*** Begin section ***
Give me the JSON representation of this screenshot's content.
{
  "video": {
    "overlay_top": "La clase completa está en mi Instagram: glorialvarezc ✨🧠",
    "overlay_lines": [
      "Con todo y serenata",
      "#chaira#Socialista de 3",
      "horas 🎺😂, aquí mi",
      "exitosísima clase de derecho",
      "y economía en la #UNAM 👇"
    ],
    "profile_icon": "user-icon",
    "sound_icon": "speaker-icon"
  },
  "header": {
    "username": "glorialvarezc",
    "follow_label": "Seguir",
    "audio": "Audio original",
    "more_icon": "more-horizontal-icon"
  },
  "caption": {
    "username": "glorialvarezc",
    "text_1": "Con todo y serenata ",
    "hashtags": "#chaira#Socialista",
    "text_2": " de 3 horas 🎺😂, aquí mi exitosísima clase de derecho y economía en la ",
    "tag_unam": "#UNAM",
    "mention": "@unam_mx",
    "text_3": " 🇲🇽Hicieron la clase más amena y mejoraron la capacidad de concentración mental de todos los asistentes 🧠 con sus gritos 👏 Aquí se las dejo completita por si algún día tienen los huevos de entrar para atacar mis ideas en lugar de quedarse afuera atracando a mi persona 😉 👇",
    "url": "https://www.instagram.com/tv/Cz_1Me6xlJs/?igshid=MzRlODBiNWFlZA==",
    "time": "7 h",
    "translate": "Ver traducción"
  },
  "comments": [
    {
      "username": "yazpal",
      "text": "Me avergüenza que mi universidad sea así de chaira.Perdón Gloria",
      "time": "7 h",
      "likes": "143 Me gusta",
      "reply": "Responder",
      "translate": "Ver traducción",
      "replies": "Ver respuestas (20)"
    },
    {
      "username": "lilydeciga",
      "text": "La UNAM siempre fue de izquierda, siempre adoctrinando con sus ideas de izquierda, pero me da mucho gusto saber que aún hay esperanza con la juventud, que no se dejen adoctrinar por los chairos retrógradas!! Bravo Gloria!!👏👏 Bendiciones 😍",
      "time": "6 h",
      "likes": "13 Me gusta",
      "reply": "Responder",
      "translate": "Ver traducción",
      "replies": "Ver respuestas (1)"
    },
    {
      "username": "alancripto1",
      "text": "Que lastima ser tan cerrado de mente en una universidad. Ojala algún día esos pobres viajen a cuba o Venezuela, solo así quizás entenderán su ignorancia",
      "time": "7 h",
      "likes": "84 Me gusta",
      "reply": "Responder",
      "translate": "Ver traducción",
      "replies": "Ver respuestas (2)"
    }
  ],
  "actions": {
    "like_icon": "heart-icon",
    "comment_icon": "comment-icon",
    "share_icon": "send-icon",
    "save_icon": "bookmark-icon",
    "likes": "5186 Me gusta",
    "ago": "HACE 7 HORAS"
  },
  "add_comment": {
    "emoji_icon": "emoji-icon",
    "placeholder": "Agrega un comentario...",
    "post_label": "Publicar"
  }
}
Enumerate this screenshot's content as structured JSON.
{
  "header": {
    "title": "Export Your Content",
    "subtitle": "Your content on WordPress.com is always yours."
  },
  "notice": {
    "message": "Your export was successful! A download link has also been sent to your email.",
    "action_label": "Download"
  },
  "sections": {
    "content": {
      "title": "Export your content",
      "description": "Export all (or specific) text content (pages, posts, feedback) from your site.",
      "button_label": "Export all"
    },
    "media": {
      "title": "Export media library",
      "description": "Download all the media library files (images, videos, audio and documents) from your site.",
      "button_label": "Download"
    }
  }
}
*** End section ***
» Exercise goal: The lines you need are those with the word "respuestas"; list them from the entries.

» Result:
      "replies": "Ver respuestas (20)"
      "replies": "Ver respuestas (1)"
      "replies": "Ver respuestas (2)"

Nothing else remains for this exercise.